Whenever we would hear the bell and see the white truck advancing slowly down the street, we would sound the call, “JIMMYTHEICECREAMMAN!!!!!”
Looking back, I am convinced that children from as far away as Vermont and New Hampshire would swarm the truck like ants on a forgotten lollypop.
Whether we swarmed Jimmy’s truck for the frozen treats or for a moment with Jimmy himself, I’m not sure. Both melted together to form a magic that was unmistakable.
On this day, his grin met mine as he intuitively sensed the struggle going on inside me. Gently he raised the question with which I had been wrestling, “Maple Walnut or Raspberry Sherbet?”

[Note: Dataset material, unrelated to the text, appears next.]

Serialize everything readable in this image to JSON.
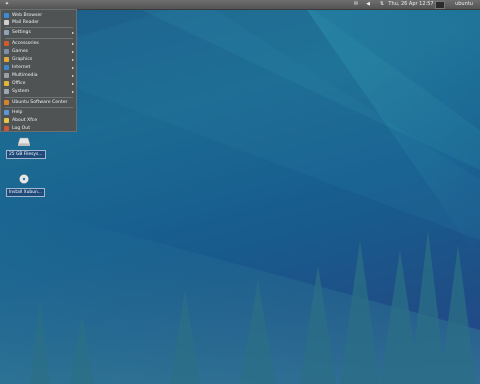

Recklessly I spoke my choice in a rush of words lest I change my mind again. “Maple Walnut!” I said. I slid the precious quarter across the cold steel of the ledge as he handed my treasure through the window. Grasping it carefully and extending my tongue to catch the drip that was already forming on the bottommost of the three scoops, I backed away from the truck to make room for the next child.
That was when disaster struck.
I had forgotten that in my haste I had dumped my bicycle in the sand as I approached the truck. Unaware of the bicycle, I stepped back into the rear tire, lost my balance, and fell, sprawling across the prone bicycle with a cry of surprise.
My startled cry quickly escalated into a full-blown wail as I saw my precious ice cream cone upended in the sand beside my bicycle. One look was enough. The sacred had become defiled. Running faster than I had when Jimmy’s bell first chimed, I flew through the door of our apartment, flung myself into my mother’s arms, and cried inconsolably.
Before she could even begin to discern what had happened, a knock sounded on the door. My friend Freddy stood there, like a Magi bearing a gift for the Christ child. He proudly extended the treasure, a fully-upright sand-free triple scoop Maple Walnut ice cream cone. “It’s from Jimmy,” he said unnecessarily, “He said he hopes you aren’t hurt.”
In Ephesians 4:32, God instructs us to “be kind to one another, tenderhearted.” Sometimes I forget the quiet power of kindness. It doesn’t take a lot of time or money to be kind. It just takes a heart that is tender and quick to respond to the needs and pain of others.
As you move through your day today, ask God to show you someone who needs a kind word or gesture. Like Jimmytheicecreamman, you could single-handedly change the direction of someone’s day.
Copyright 2011 Lori Hatcher
Lori is a lead writer for WOW.
See her picture,
read her bio
and find out about her new book
on WOW Lead Writers page.
Read some other devotions by Lori
on Lead Reads,
And read about Lori's recently published book
Joy in the Journey.